On July 23, 1964, the Meadow Brook Music Festival opened as the summer home of the Detroit Symphony Orchestra. 50 years and a day later, the orchestra celebrated this partnership with a sold-out concert featuring the violinist Joshua Bell. Kansas City Symphony Music Director Michael Stern served as guest conductor on this cool, crisp evening, and led his charges through a magical evening.

Joshua Bell © Lisa Marie Mazzucco
Joshua Bell
© Lisa Marie Mazzucco

Glinka’s overture from Ruslan and Ludmilla makes a wonderful curtain-raiser, and worked well here, the orchestral contributions being full of zest and energy under Stern, who was not guilty of taking this music too slowly! The DSO strings and woodwinds excelled and the brass was on its very best behavior.

Following this, Joshua Bell dazzled in a virtuoso attack on Ravel’s Tzigane. It’s Ravel that doesn’t typically sound like Ravel, but is full of strong melodic lines and certainly counts as a crowd-pleaser. The Detroit players remained impressive, despite having far less to do.

From here, we entered the real meat of the concert. Stravinsky’s Firebird Suite is not always a sure winner, but in the hands of a genuine podium presence like Michael Stern, it soared. Focused on color and maximum contrast, each movement was carefully balanced. A huge range of dynamics was on display, as were elastic tempos that allowed for real excitement. The finale, taken more slowly than usual, was effective.
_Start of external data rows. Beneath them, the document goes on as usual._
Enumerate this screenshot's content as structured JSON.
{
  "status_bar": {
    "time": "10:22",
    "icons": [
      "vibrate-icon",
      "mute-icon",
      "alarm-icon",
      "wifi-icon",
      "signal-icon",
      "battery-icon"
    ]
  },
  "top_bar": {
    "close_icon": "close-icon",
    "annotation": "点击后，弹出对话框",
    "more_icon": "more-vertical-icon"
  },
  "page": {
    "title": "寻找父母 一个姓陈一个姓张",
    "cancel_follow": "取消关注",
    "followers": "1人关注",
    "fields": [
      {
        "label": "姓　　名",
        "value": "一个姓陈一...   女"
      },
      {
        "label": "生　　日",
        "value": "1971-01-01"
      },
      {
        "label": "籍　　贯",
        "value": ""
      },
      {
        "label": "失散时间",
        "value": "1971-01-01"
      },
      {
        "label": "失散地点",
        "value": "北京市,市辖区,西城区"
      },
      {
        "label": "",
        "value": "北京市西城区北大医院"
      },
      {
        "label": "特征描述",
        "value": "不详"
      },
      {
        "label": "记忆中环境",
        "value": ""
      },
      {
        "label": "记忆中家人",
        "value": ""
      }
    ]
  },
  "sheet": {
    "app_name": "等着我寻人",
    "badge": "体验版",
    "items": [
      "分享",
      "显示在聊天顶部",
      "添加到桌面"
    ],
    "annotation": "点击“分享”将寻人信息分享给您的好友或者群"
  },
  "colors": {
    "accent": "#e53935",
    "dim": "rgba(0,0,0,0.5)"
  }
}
Following the intermission, Kodály’s Dances of Galánta sparkled. Stern had a great time, again wringing drops of color from every section of the orchestra. Stern’s latest album featured Bartók, exceptionally done, so it’s no wonder that this was equally successful. Kodály may not command the concert appeal of his fellow Hungarian, but this was a favorite composer — and work — of former DSO Music Director Antal Doráti. Intentional or not, this terrific performance paid tribute both to his legacy and to that of the orchestra.

Finally, Bell returned to star in a gorgeously conceived reading of Bruch's popular Violin Concerto no. 1 in G minor. Stern is the son of the late, great violinist Isaac Stern. The orchestral contributions were dynamic and fully worthy of sharing the spotlight with Bell, who still amazes through his tremendous enthusiasm and energy. Backed by a clearly happy DSO, he wove melodies effortlessly. Sweet and tender in the Adagio movement, he easily won over his audience even before the final bars. The rapt audience attention throughout, as well as the repeated ovations that followed, served as a strong reminder that Detroit is still alive and well. I hope that the enthusiastic reactions on display will encourage the DSO and Meadow Brook to rekindle a relationship that saw greats like James Levine and Robert Shaw once grace its stage.